WHAT IS NEEDED =>
The task calls for the line containing "Transcribe this image's" and all later lines, through the end of the entries below, to be set down exactly and without pictures.

LISTED ENTRIES =>
Content starts
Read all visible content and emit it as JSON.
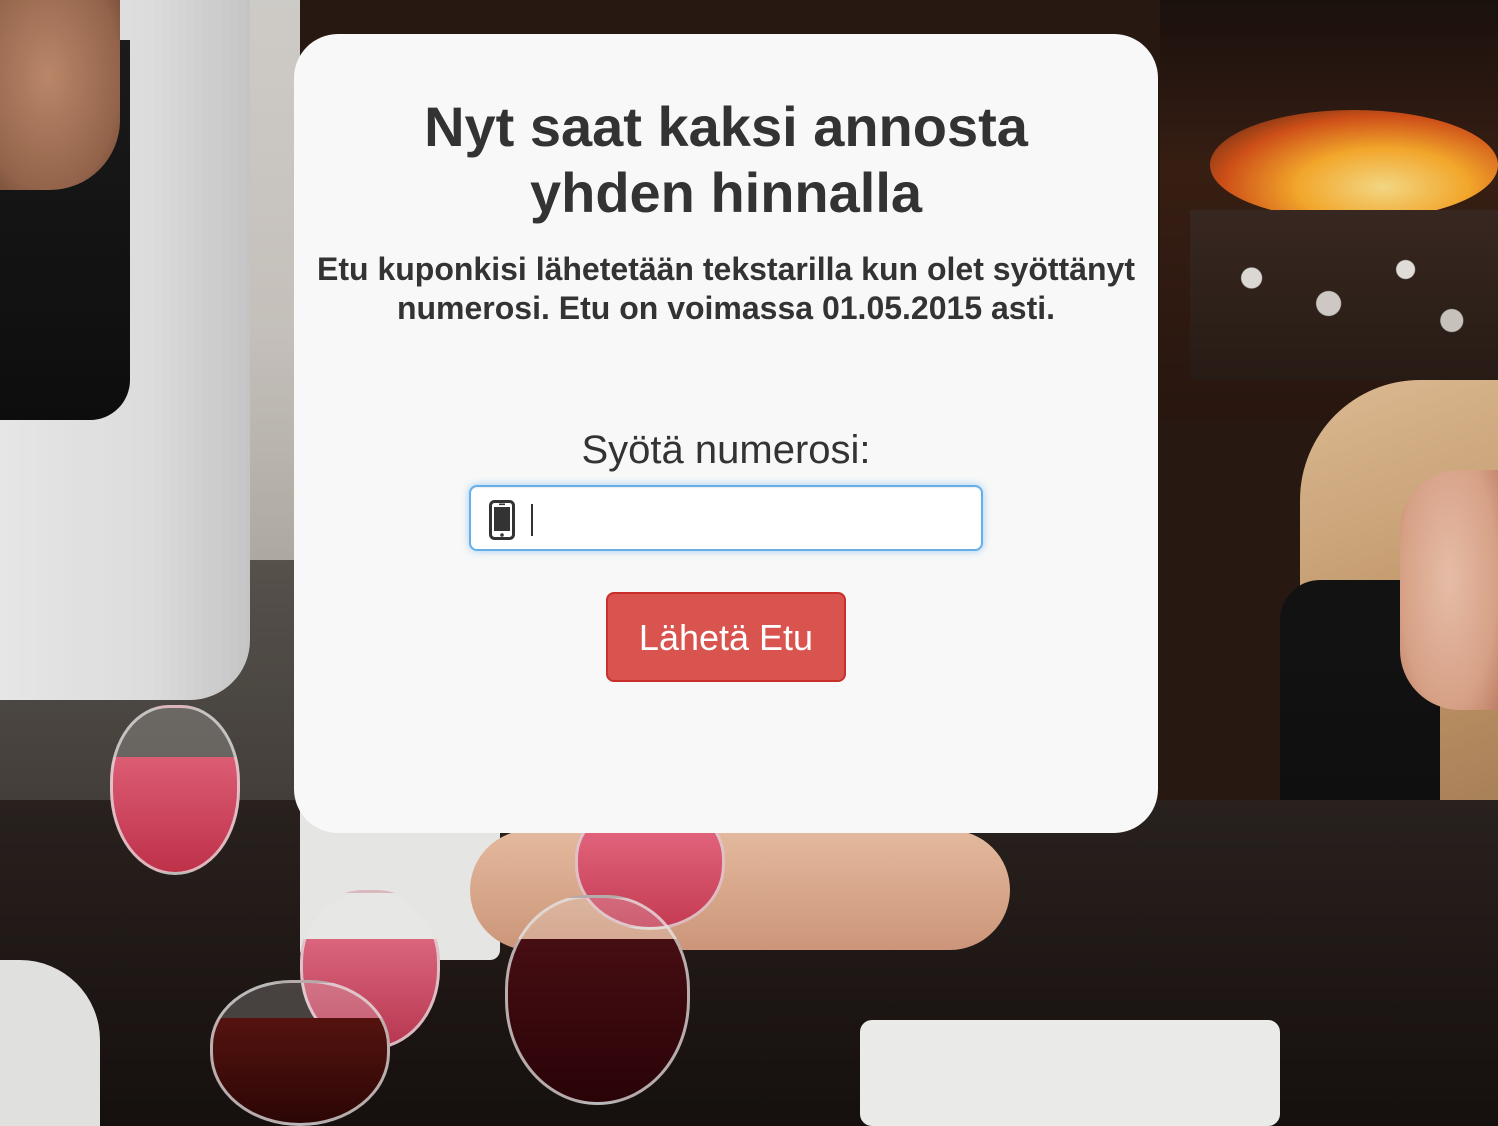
{
  "background": {
    "scene": "restaurant-dinner-photo"
  },
  "modal": {
    "title_line1": "Nyt saat kaksi annosta",
    "title_line2": "yhden hinnalla",
    "subtitle": "Etu kuponkisi lähetetään tekstarilla kun olet syöttänyt numerosi. Etu on voimassa 01.05.2015 asti.",
    "input_label": "Syötä numerosi:",
    "phone_input": {
      "value": "",
      "placeholder": "",
      "icon": "mobile-phone-icon"
    },
    "submit_label": "Lähetä Etu"
  },
  "colors": {
    "button": "#d9534f",
    "input_focus": "#66afe9",
    "modal_bg": "#f8f8f8",
    "text": "#333333"
  }
}
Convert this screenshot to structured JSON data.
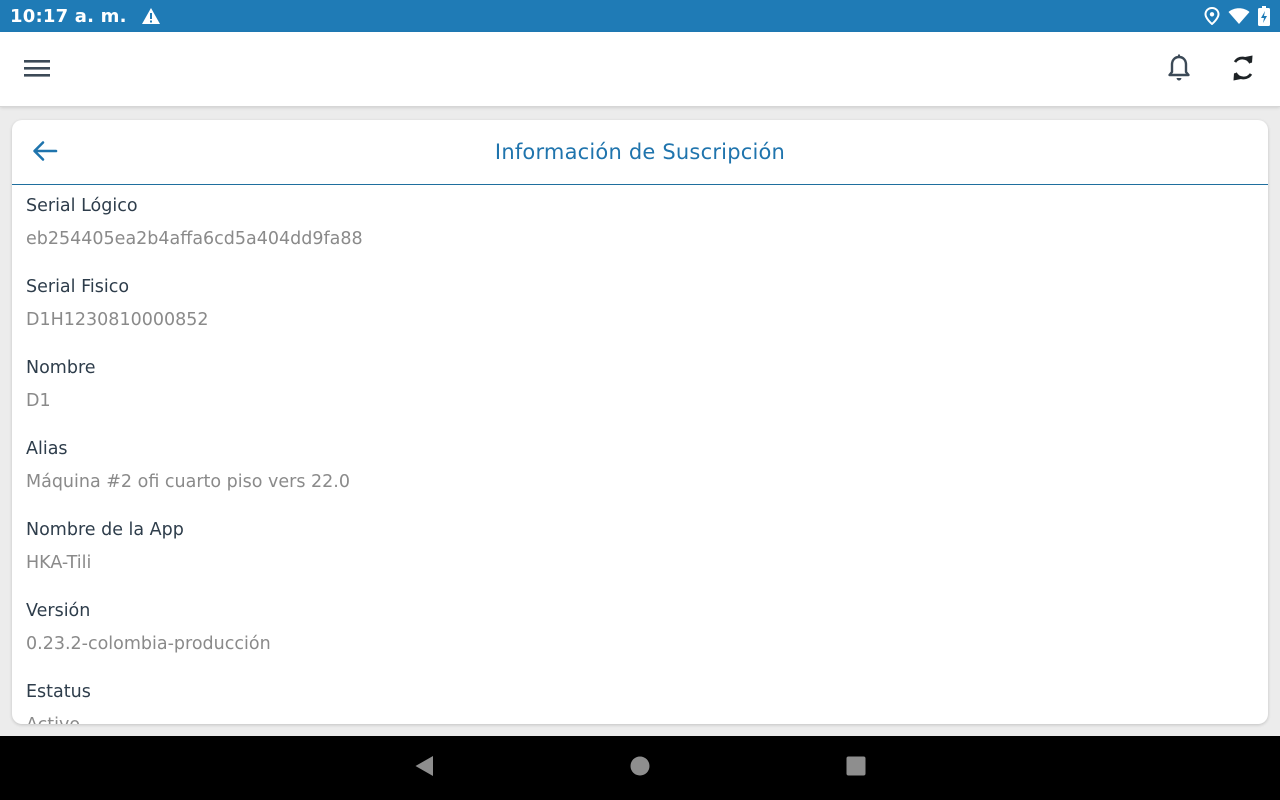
{
  "status_bar": {
    "time": "10:17 a. m.",
    "icons": [
      "warning-icon",
      "location-icon",
      "wifi-icon",
      "battery-charging-icon"
    ]
  },
  "toolbar": {
    "icons": [
      "menu-icon",
      "bell-icon",
      "sync-icon"
    ]
  },
  "colors": {
    "status_bar": "#1f7bb6",
    "accent": "#1f74ad",
    "label": "#2e3d4b",
    "value": "#8a8a8a"
  },
  "card": {
    "title": "Información de Suscripción",
    "back_icon": "arrow-left-icon",
    "fields": [
      {
        "label": "Serial Lógico",
        "value": "eb254405ea2b4affa6cd5a404dd9fa88"
      },
      {
        "label": "Serial Fisico",
        "value": "D1H1230810000852"
      },
      {
        "label": "Nombre",
        "value": "D1"
      },
      {
        "label": "Alias",
        "value": "Máquina #2 ofi cuarto piso vers 22.0"
      },
      {
        "label": "Nombre de la App",
        "value": "HKA-Tili"
      },
      {
        "label": "Versión",
        "value": "0.23.2-colombia-producción"
      },
      {
        "label": "Estatus",
        "value": "Activo"
      }
    ]
  },
  "nav_bar": {
    "icons": [
      "nav-back-icon",
      "nav-home-icon",
      "nav-recents-icon"
    ]
  }
}
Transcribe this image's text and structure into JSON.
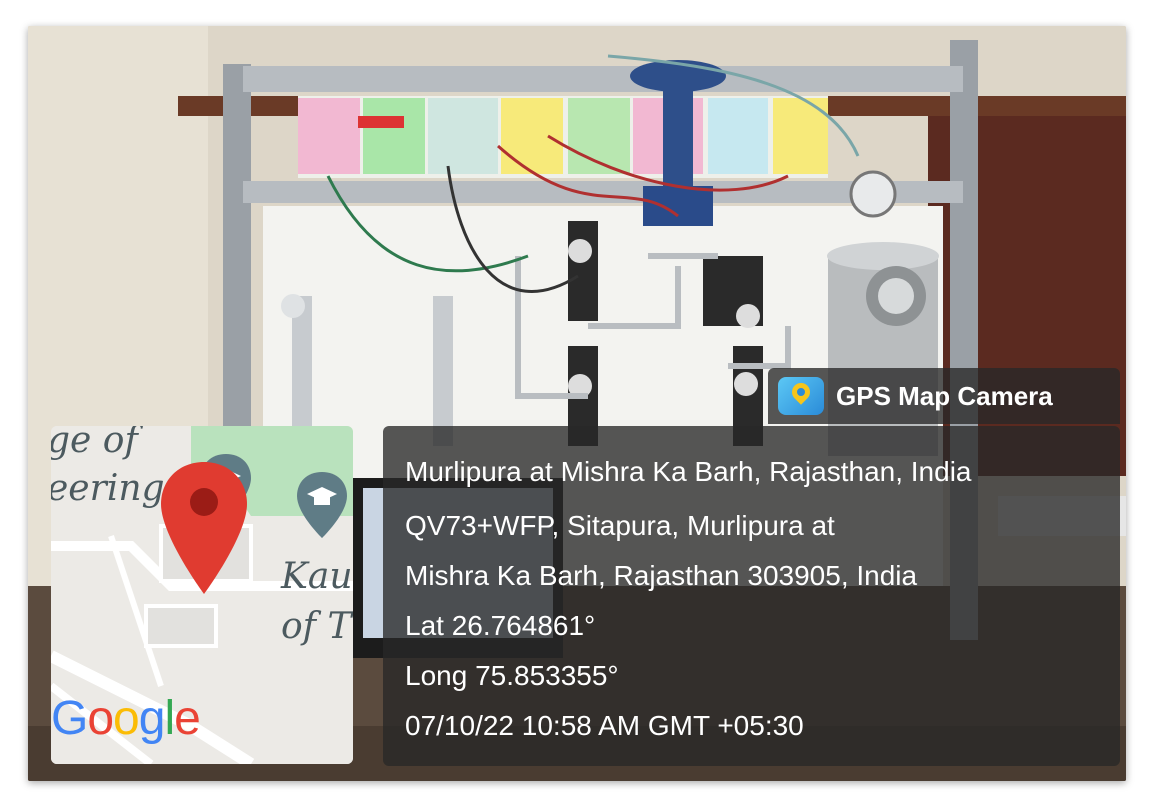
{
  "photo": {
    "description_icon": "lab-equipment-photo"
  },
  "gps_badge": {
    "icon": "gps-map-camera-icon",
    "label": "GPS Map Camera"
  },
  "location": {
    "line1": "Murlipura at Mishra Ka Barh, Rajasthan, India",
    "line2": "QV73+WFP, Sitapura, Murlipura at",
    "line3": "Mishra Ka Barh, Rajasthan 303905, India",
    "lat": "Lat 26.764861°",
    "long": "Long 75.853355°",
    "timestamp": "07/10/22 10:58 AM GMT +05:30"
  },
  "map": {
    "label_top": "ge of",
    "label_mid": "eering",
    "label_kau": "Kau",
    "label_of": "of T",
    "brand": "Google",
    "pin_icon": "location-pin-icon",
    "school_icon": "graduation-cap-icon",
    "colors": {
      "pin": "#e03b30",
      "park": "#b9e2bd",
      "poi": "#5f7c86"
    }
  }
}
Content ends
ANSWER BELOW =>
Transcribe this image's text and structure into JSON.
{
  "photo": {
    "description_icon": "lab-equipment-photo"
  },
  "gps_badge": {
    "icon": "gps-map-camera-icon",
    "label": "GPS Map Camera"
  },
  "location": {
    "line1": "Murlipura at Mishra Ka Barh, Rajasthan, India",
    "line2": "QV73+WFP, Sitapura, Murlipura at",
    "line3": "Mishra Ka Barh, Rajasthan 303905, India",
    "lat": "Lat 26.764861°",
    "long": "Long 75.853355°",
    "timestamp": "07/10/22 10:58 AM GMT +05:30"
  },
  "map": {
    "label_top": "ge of",
    "label_mid": "eering",
    "label_kau": "Kau",
    "label_of": "of T",
    "brand": "Google",
    "pin_icon": "location-pin-icon",
    "school_icon": "graduation-cap-icon",
    "colors": {
      "pin": "#e03b30",
      "park": "#b9e2bd",
      "poi": "#5f7c86"
    }
  }
}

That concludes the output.